At the start of May, Big Four professional services firm PwC informed its staff they could finish work early on Fridays over the summer, assuming they get their work done. This would enable some 22,000 workers across the UK to knock off at lunchtime through the summer, a move which PwC expected its employees to benefit from.

Considering the advisory and auditing giant piloted the policy in 2021, it’s conceivable that the company has already seen the benefits such a policy yields on staff resilience – and subsequently productivity. Despite having no such evidence to back his own opinions up, however, this did not stop Amstrad founder Alan Sugar from bad-mouthing the plans.

PwC staff hit back at Alan Sugar 'lazy' jibe

Initially this saw the popular television villain unleash a stream of pearl-clutching outrage on social media platform Twitter.
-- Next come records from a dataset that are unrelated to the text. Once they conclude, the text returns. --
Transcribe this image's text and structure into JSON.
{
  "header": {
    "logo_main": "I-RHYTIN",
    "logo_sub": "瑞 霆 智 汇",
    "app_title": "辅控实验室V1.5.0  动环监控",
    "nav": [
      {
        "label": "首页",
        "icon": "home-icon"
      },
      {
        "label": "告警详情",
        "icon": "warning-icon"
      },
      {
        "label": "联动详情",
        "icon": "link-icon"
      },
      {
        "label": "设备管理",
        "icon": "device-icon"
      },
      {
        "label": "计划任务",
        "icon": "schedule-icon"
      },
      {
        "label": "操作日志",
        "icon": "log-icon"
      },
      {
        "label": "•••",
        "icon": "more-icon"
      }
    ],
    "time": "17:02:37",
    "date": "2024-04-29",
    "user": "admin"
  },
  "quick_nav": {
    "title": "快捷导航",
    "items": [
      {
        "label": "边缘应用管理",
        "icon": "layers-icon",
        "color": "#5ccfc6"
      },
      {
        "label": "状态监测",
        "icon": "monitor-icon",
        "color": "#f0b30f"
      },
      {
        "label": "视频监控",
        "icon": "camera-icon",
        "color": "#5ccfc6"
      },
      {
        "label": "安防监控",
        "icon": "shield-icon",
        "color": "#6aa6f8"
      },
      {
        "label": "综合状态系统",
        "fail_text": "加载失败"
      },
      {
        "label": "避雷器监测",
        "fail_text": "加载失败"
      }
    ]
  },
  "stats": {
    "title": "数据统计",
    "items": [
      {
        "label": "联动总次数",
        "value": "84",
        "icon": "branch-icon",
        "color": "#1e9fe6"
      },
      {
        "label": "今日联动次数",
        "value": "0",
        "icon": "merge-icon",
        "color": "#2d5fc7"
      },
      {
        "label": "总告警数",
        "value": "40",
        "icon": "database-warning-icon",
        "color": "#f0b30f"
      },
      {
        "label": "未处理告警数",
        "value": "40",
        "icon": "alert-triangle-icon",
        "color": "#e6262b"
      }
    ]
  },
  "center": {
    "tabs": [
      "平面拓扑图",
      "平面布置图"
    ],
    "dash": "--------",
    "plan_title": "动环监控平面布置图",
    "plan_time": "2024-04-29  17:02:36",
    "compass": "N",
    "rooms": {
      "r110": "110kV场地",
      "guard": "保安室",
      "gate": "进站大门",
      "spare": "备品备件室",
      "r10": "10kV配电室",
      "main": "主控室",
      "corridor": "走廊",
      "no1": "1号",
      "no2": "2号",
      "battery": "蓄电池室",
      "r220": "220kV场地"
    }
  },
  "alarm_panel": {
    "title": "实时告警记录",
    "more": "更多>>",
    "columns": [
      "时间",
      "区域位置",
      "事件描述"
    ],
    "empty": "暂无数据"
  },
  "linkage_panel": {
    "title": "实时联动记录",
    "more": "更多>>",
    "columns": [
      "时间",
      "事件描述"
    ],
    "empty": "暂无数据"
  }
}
The Apprentice star tweeted that PwC’s idea of flexible working on Fridays was “a bloody joke” before branding the firm’s staff as “lazy gits”. Arguing that there was “no way people work as hard or productive as when they had to turn up at a work location” Sugar added that the “long lasting negative effect” of the pandemic that is home working was “BS” and “a total joke”.

Sugar began his closing caveat with “Call me old fashioned”;  a challenge that a number of staff from PwC rose to. As reported by accounting news outlet, several senior leaders at the firm did indeed label Sugar, 75, “old fashioned”.

Richard Osborne, a Senior Executive Reward Manager at PwC took to LinkedIn to suggest Sugar’s post “shows how out of touch you are with the modern working world and your lack of knowledge about what PwC are doing.” Rebutting the claim that taking time of was “lazy”, Osborne noted that the “Work from home BS” Sugar took such exception to “has meant that many of us have been far more productive than we were pre-pandemic” – a phenomenon which has been quantified across multiple industries since 2020 – and concluded Sugar’s attacks were “at best childish”.

Another, Omair Qureshi – a Senior Associate, General Counsel with PwC – added “you’re not just old fashioned, but also an 80’s era leader” who failed to recognise that the demands of the job mean many supposedly “lazy” consultants complete work outside working hours “when required”. Qureshi suggested this saw staff going “beyond expectations” from home, something that Sugar would be unlikely to complain about.

At the same time, PwC is conscious in the current labour market that it needs to meet with demands of the workforce if it wants to keep top talent in its offices at all. The government stopped advising people to work from home due to Covid-19 in January 2022, but many companies have continued to offer flexible or hybrid working to their staff, as amid a shortage of talent firms see it as a means to compete with each other for workers, offering better pay or perks.